◆ **WHAT YOU HAVE TO DO**: Pull out every line of the listing below where "content" appears.
GIVEN RECORDS Start Marker
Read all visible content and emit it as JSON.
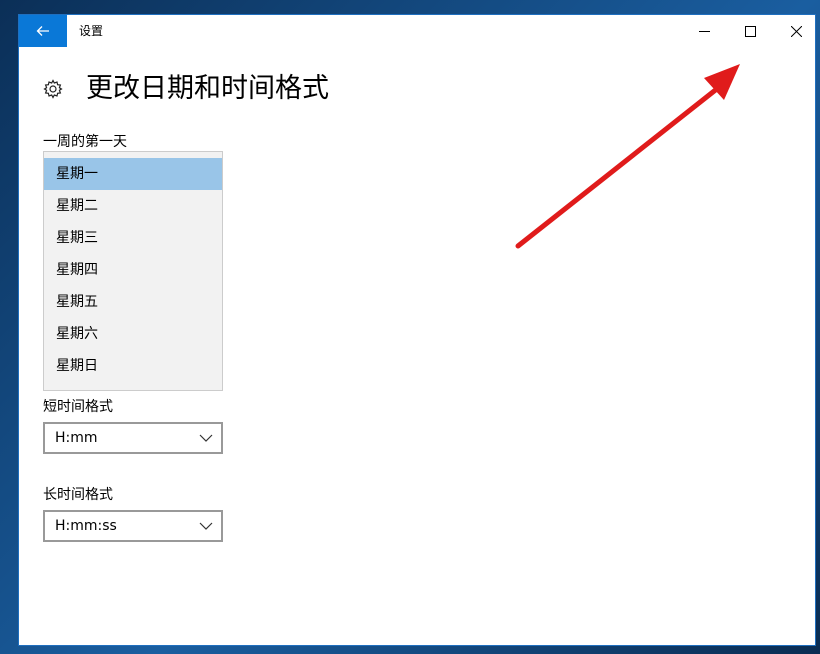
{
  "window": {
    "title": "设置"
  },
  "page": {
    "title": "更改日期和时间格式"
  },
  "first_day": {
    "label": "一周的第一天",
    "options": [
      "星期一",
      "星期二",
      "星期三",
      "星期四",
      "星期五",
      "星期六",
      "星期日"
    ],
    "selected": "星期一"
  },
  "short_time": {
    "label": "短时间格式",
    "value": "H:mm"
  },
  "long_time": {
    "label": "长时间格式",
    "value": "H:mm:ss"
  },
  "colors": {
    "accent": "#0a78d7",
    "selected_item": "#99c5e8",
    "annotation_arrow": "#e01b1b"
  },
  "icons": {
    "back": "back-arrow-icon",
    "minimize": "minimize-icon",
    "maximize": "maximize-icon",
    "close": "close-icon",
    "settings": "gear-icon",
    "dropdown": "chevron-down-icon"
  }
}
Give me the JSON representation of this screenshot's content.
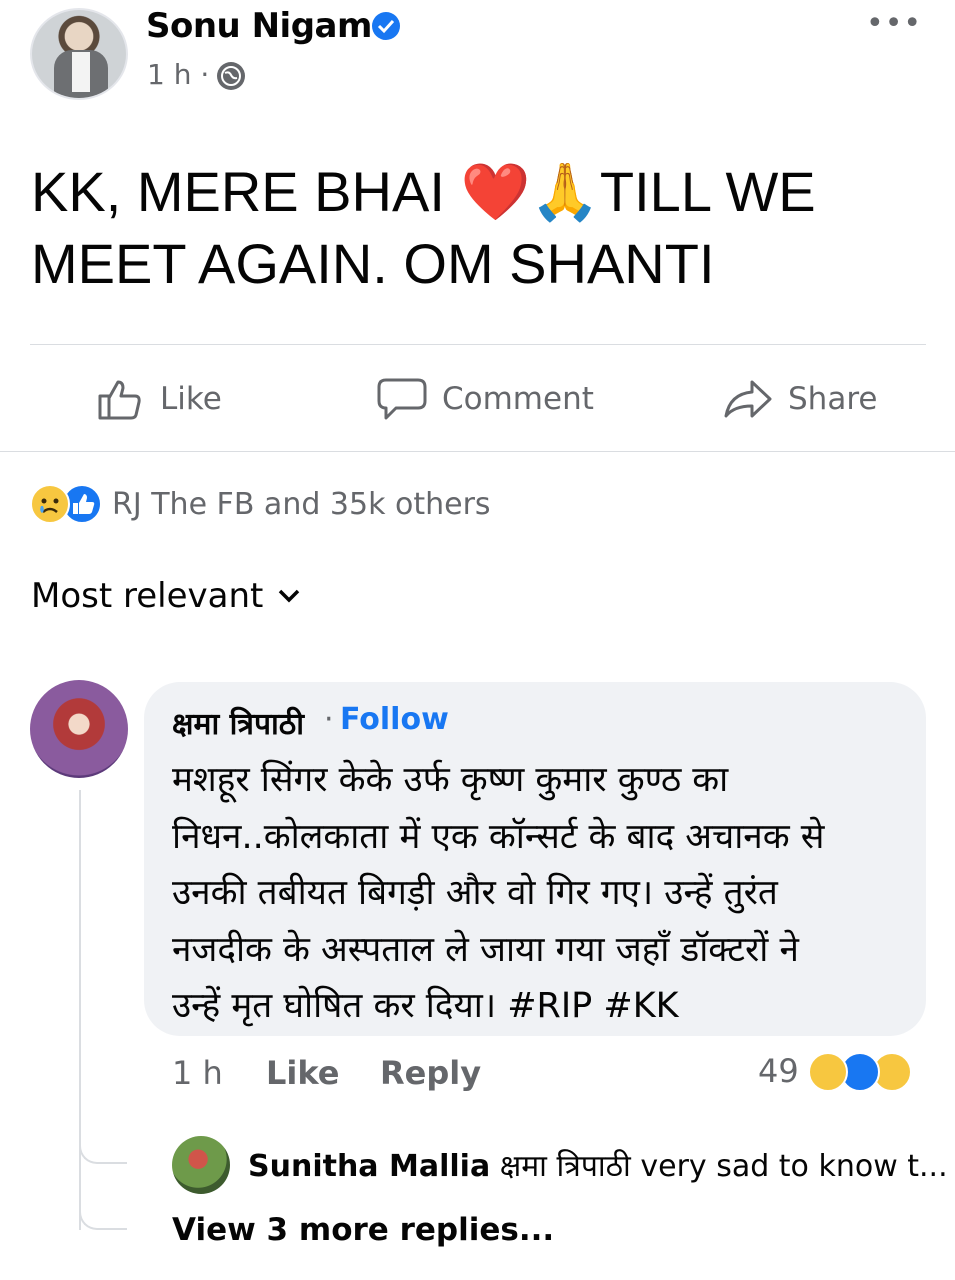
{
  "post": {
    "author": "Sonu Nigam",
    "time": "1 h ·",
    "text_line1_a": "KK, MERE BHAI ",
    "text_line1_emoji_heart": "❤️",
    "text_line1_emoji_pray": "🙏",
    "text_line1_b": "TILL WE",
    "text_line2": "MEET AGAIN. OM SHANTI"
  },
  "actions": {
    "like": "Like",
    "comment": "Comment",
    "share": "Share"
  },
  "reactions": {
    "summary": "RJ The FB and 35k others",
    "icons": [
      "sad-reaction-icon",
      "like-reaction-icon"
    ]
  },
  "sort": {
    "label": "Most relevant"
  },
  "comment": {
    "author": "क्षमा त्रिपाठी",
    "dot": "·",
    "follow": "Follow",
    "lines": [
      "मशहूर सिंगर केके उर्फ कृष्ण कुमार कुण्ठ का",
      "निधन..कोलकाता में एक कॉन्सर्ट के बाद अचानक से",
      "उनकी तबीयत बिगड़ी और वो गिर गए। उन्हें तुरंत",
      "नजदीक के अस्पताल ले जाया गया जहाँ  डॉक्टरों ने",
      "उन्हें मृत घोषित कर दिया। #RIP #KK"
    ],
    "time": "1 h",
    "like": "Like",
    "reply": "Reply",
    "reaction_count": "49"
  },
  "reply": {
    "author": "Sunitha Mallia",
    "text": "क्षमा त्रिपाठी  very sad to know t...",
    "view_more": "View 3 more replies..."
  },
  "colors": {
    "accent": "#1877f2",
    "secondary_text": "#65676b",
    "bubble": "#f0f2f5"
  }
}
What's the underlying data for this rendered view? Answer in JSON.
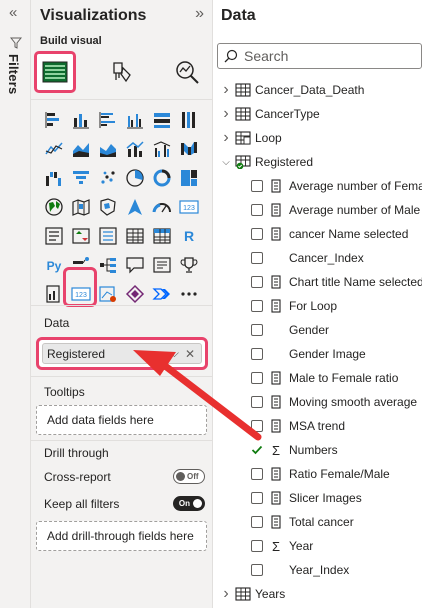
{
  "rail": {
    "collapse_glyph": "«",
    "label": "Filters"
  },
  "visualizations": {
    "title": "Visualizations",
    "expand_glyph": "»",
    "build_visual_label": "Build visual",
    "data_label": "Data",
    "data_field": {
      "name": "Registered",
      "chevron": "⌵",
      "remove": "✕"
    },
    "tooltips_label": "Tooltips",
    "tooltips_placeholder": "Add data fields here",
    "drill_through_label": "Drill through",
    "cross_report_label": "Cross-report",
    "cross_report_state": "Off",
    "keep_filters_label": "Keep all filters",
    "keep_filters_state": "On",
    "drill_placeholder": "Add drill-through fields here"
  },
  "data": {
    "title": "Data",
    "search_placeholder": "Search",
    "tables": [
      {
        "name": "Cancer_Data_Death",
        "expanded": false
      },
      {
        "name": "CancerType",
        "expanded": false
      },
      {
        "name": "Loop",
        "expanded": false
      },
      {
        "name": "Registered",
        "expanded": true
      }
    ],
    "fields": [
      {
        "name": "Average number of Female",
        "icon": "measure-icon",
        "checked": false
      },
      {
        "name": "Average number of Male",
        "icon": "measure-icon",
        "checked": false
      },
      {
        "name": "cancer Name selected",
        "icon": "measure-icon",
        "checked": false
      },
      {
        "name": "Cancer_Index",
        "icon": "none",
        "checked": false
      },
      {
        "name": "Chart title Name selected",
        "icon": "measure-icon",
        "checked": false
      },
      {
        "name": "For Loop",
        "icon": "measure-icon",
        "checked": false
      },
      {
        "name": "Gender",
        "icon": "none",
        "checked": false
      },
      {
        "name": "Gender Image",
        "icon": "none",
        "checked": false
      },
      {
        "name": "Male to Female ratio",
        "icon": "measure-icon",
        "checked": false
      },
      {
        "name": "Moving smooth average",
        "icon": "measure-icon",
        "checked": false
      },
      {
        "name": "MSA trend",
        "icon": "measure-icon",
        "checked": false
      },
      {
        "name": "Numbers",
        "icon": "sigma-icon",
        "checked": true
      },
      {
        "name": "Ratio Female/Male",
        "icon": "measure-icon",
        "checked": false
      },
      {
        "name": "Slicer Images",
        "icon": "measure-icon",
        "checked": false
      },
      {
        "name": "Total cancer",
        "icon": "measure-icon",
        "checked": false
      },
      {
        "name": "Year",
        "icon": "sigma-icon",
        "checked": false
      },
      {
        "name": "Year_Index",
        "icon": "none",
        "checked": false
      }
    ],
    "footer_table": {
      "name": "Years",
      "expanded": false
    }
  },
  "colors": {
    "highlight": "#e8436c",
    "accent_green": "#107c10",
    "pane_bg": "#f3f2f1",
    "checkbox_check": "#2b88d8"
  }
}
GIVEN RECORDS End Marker
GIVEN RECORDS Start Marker
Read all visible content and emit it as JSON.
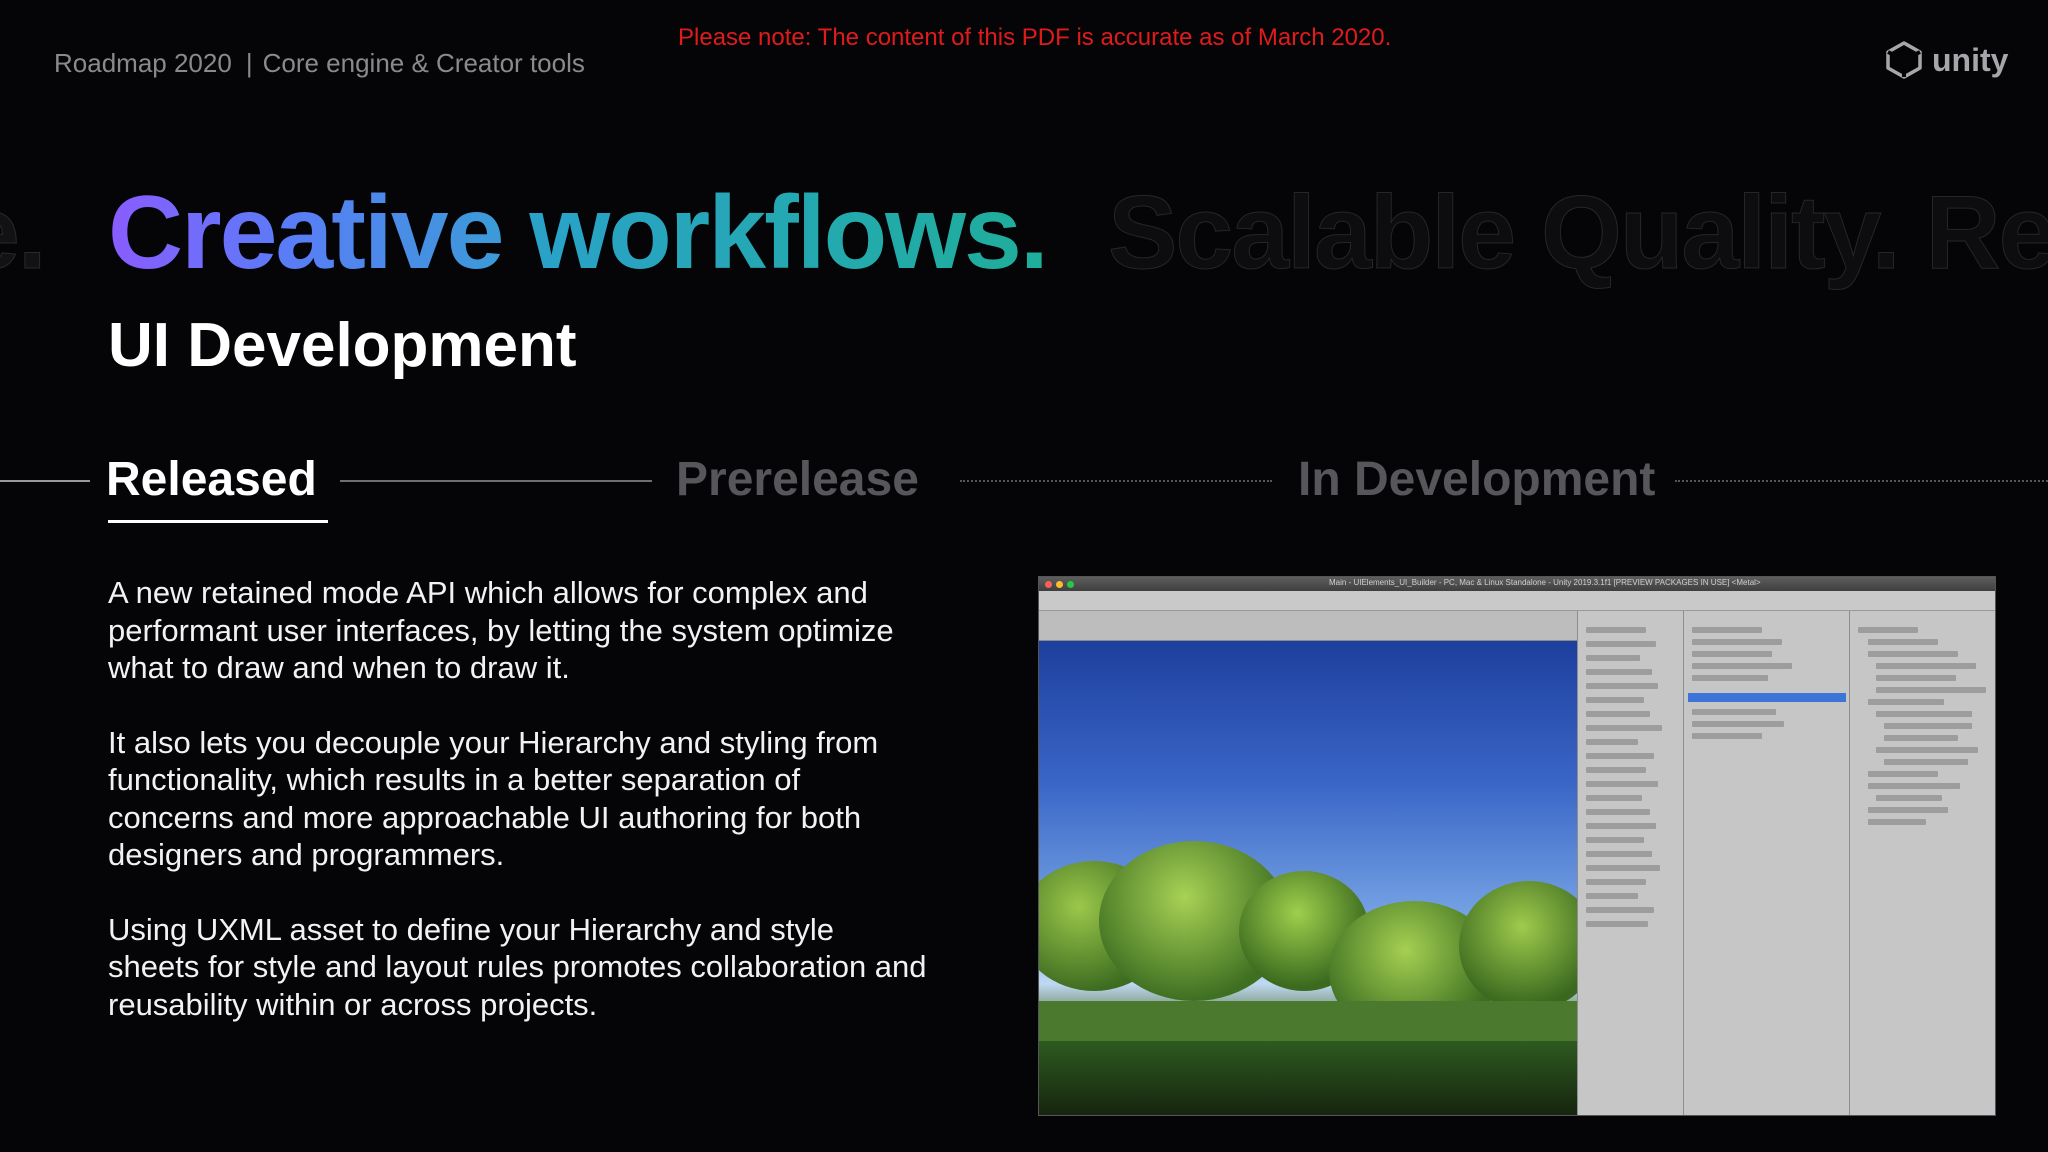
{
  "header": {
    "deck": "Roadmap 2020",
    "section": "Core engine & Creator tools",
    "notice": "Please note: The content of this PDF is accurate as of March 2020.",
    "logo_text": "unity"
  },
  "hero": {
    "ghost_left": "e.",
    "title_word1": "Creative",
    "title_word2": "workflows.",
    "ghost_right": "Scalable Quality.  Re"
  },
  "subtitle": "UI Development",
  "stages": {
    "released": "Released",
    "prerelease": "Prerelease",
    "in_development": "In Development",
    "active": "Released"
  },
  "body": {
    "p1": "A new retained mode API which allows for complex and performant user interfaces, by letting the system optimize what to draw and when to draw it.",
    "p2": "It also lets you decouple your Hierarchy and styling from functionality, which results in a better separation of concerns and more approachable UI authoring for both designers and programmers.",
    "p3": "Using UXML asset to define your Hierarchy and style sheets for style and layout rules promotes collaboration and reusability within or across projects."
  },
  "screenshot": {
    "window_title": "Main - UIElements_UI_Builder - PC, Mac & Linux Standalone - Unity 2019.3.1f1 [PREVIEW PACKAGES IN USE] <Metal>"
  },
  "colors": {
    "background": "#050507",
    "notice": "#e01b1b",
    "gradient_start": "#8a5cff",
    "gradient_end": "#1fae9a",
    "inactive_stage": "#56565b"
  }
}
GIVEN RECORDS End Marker
◆ **YOUR SOLUTION**:
Read all visible content and emit it as JSON.
Give me the JSON representation of this screenshot's content.
Read all visible content and emit it as JSON.
    "notice": "Please note: The content of this PDF is accurate as of March 2020.",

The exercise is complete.